WORK TO BE COMPLETED: Each entry must be output once more without any change.
·····
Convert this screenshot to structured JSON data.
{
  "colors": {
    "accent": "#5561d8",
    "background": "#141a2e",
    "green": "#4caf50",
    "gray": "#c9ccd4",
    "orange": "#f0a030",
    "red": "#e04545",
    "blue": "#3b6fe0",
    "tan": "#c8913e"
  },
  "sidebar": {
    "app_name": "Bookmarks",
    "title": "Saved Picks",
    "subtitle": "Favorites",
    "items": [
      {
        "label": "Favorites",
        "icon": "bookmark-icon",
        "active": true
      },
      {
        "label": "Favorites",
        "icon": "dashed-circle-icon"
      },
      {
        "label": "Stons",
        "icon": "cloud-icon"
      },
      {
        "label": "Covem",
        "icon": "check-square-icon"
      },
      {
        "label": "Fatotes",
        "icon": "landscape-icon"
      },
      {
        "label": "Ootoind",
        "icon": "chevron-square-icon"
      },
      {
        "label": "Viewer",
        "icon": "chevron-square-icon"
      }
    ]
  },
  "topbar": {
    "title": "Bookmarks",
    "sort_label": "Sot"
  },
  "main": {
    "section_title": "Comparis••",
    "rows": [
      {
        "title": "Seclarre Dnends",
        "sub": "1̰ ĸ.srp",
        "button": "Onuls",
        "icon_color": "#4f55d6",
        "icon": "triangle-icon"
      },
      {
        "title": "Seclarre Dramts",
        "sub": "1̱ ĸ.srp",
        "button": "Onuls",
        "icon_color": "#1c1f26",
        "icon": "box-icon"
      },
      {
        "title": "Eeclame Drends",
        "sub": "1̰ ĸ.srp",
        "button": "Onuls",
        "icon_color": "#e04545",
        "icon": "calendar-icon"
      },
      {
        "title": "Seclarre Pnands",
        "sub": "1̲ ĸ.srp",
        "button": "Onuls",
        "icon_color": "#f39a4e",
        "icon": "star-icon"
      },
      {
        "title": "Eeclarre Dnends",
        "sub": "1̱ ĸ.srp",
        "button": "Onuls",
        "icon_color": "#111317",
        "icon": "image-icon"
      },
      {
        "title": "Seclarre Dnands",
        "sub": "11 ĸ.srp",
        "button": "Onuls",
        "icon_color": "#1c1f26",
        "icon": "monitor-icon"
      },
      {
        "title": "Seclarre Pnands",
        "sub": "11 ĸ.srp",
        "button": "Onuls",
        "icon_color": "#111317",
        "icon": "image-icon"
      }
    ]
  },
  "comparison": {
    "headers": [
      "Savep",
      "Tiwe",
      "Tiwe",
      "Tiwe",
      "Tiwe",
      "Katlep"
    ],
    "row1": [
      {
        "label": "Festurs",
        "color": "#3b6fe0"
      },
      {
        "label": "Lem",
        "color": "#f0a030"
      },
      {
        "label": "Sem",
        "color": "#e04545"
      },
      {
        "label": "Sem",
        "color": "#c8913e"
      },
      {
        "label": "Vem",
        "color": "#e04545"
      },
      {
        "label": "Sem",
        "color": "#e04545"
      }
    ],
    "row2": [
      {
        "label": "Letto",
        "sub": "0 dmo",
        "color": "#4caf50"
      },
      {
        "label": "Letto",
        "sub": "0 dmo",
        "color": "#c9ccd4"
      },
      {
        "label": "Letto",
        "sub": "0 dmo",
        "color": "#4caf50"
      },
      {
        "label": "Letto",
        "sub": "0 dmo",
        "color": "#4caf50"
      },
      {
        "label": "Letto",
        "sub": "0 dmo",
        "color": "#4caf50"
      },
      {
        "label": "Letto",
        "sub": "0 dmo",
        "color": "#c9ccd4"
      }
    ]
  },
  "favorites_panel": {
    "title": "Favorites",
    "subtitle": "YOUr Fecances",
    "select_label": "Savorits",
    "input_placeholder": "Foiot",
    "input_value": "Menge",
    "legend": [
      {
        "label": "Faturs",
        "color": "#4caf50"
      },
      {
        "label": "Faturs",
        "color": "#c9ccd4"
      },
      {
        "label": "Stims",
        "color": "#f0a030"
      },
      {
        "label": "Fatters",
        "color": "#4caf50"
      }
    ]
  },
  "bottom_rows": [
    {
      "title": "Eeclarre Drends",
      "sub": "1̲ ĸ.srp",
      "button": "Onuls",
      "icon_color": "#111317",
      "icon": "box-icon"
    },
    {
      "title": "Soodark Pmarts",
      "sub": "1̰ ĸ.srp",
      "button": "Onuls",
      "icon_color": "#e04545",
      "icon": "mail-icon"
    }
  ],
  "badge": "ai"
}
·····
ANSWER AREA:
Convert this screenshot to structured JSON data.
{
  "colors": {
    "accent": "#5561d8",
    "background": "#141a2e",
    "green": "#4caf50",
    "gray": "#c9ccd4",
    "orange": "#f0a030",
    "red": "#e04545",
    "blue": "#3b6fe0",
    "tan": "#c8913e"
  },
  "sidebar": {
    "app_name": "Bookmarks",
    "title": "Saved Picks",
    "subtitle": "Favorites",
    "items": [
      {
        "label": "Favorites",
        "icon": "bookmark-icon",
        "active": true
      },
      {
        "label": "Favorites",
        "icon": "dashed-circle-icon"
      },
      {
        "label": "Stons",
        "icon": "cloud-icon"
      },
      {
        "label": "Covem",
        "icon": "check-square-icon"
      },
      {
        "label": "Fatotes",
        "icon": "landscape-icon"
      },
      {
        "label": "Ootoind",
        "icon": "chevron-square-icon"
      },
      {
        "label": "Viewer",
        "icon": "chevron-square-icon"
      }
    ]
  },
  "topbar": {
    "title": "Bookmarks",
    "sort_label": "Sot"
  },
  "main": {
    "section_title": "Comparis••",
    "rows": [
      {
        "title": "Seclarre Dnends",
        "sub": "1̰ ĸ.srp",
        "button": "Onuls",
        "icon_color": "#4f55d6",
        "icon": "triangle-icon"
      },
      {
        "title": "Seclarre Dramts",
        "sub": "1̱ ĸ.srp",
        "button": "Onuls",
        "icon_color": "#1c1f26",
        "icon": "box-icon"
      },
      {
        "title": "Eeclame Drends",
        "sub": "1̰ ĸ.srp",
        "button": "Onuls",
        "icon_color": "#e04545",
        "icon": "calendar-icon"
      },
      {
        "title": "Seclarre Pnands",
        "sub": "1̲ ĸ.srp",
        "button": "Onuls",
        "icon_color": "#f39a4e",
        "icon": "star-icon"
      },
      {
        "title": "Eeclarre Dnends",
        "sub": "1̱ ĸ.srp",
        "button": "Onuls",
        "icon_color": "#111317",
        "icon": "image-icon"
      },
      {
        "title": "Seclarre Dnands",
        "sub": "11 ĸ.srp",
        "button": "Onuls",
        "icon_color": "#1c1f26",
        "icon": "monitor-icon"
      },
      {
        "title": "Seclarre Pnands",
        "sub": "11 ĸ.srp",
        "button": "Onuls",
        "icon_color": "#111317",
        "icon": "image-icon"
      }
    ]
  },
  "comparison": {
    "headers": [
      "Savep",
      "Tiwe",
      "Tiwe",
      "Tiwe",
      "Tiwe",
      "Katlep"
    ],
    "row1": [
      {
        "label": "Festurs",
        "color": "#3b6fe0"
      },
      {
        "label": "Lem",
        "color": "#f0a030"
      },
      {
        "label": "Sem",
        "color": "#e04545"
      },
      {
        "label": "Sem",
        "color": "#c8913e"
      },
      {
        "label": "Vem",
        "color": "#e04545"
      },
      {
        "label": "Sem",
        "color": "#e04545"
      }
    ],
    "row2": [
      {
        "label": "Letto",
        "sub": "0 dmo",
        "color": "#4caf50"
      },
      {
        "label": "Letto",
        "sub": "0 dmo",
        "color": "#c9ccd4"
      },
      {
        "label": "Letto",
        "sub": "0 dmo",
        "color": "#4caf50"
      },
      {
        "label": "Letto",
        "sub": "0 dmo",
        "color": "#4caf50"
      },
      {
        "label": "Letto",
        "sub": "0 dmo",
        "color": "#4caf50"
      },
      {
        "label": "Letto",
        "sub": "0 dmo",
        "color": "#c9ccd4"
      }
    ]
  },
  "favorites_panel": {
    "title": "Favorites",
    "subtitle": "YOUr Fecances",
    "select_label": "Savorits",
    "input_placeholder": "Foiot",
    "input_value": "Menge",
    "legend": [
      {
        "label": "Faturs",
        "color": "#4caf50"
      },
      {
        "label": "Faturs",
        "color": "#c9ccd4"
      },
      {
        "label": "Stims",
        "color": "#f0a030"
      },
      {
        "label": "Fatters",
        "color": "#4caf50"
      }
    ]
  },
  "bottom_rows": [
    {
      "title": "Eeclarre Drends",
      "sub": "1̲ ĸ.srp",
      "button": "Onuls",
      "icon_color": "#111317",
      "icon": "box-icon"
    },
    {
      "title": "Soodark Pmarts",
      "sub": "1̰ ĸ.srp",
      "button": "Onuls",
      "icon_color": "#e04545",
      "icon": "mail-icon"
    }
  ],
  "badge": "ai"
}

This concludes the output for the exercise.